### DESCRIPTION OF THE TASK
When a line in the entries contains the word "Front", copy that line in full.

<<<<

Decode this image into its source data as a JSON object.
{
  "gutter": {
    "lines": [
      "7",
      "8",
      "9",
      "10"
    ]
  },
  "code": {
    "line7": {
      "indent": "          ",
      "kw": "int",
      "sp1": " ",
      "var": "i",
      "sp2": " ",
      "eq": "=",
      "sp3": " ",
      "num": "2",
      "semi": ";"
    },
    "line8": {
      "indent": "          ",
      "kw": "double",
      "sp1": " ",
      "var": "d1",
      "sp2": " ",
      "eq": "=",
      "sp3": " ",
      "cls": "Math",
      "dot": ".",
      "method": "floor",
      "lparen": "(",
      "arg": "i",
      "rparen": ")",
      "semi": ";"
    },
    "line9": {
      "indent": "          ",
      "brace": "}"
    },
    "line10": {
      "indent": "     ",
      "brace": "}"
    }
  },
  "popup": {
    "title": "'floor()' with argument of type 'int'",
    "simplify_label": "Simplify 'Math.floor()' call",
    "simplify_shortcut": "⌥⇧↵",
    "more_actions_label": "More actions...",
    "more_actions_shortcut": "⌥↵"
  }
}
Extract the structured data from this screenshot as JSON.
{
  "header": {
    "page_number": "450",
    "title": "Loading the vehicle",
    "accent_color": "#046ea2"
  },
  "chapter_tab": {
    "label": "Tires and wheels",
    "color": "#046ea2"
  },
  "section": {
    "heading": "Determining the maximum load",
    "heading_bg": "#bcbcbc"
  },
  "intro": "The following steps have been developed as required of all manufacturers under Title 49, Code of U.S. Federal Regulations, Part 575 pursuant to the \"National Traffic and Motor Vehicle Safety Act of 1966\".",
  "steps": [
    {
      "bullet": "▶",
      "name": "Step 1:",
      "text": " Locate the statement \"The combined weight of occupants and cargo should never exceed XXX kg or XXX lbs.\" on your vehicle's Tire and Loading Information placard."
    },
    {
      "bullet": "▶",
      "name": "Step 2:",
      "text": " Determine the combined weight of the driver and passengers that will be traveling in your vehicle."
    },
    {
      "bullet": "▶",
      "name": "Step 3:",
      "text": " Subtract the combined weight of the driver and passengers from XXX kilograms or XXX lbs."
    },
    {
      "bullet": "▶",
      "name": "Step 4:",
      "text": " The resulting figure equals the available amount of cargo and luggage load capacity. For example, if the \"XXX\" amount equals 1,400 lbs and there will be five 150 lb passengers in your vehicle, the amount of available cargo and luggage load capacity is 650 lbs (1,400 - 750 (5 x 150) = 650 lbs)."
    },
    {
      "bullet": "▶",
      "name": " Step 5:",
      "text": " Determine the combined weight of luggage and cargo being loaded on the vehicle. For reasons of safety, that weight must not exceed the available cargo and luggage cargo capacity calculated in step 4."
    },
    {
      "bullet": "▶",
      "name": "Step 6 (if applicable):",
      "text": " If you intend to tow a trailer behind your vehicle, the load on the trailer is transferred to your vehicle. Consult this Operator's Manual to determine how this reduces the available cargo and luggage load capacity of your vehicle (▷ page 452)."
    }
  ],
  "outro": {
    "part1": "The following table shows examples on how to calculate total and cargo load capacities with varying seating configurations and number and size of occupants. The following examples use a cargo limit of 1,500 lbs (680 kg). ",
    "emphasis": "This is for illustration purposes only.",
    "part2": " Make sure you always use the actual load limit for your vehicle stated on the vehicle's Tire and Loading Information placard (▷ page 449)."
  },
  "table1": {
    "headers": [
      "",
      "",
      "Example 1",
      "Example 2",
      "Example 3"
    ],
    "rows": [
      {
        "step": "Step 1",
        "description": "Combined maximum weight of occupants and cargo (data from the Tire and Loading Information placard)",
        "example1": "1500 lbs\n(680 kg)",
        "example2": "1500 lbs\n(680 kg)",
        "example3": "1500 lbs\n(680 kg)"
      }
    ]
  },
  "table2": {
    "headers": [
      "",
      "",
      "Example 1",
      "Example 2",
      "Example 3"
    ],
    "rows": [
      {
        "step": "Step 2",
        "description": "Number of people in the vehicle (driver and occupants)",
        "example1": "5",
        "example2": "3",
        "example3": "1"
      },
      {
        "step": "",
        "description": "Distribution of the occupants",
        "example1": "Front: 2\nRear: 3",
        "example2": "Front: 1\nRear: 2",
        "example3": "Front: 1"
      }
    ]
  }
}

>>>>

### TASK OUTPUT
        "example1": "Front: 2\nRear: 3",
        "example2": "Front: 1\nRear: 2",
        "example3": "Front: 1"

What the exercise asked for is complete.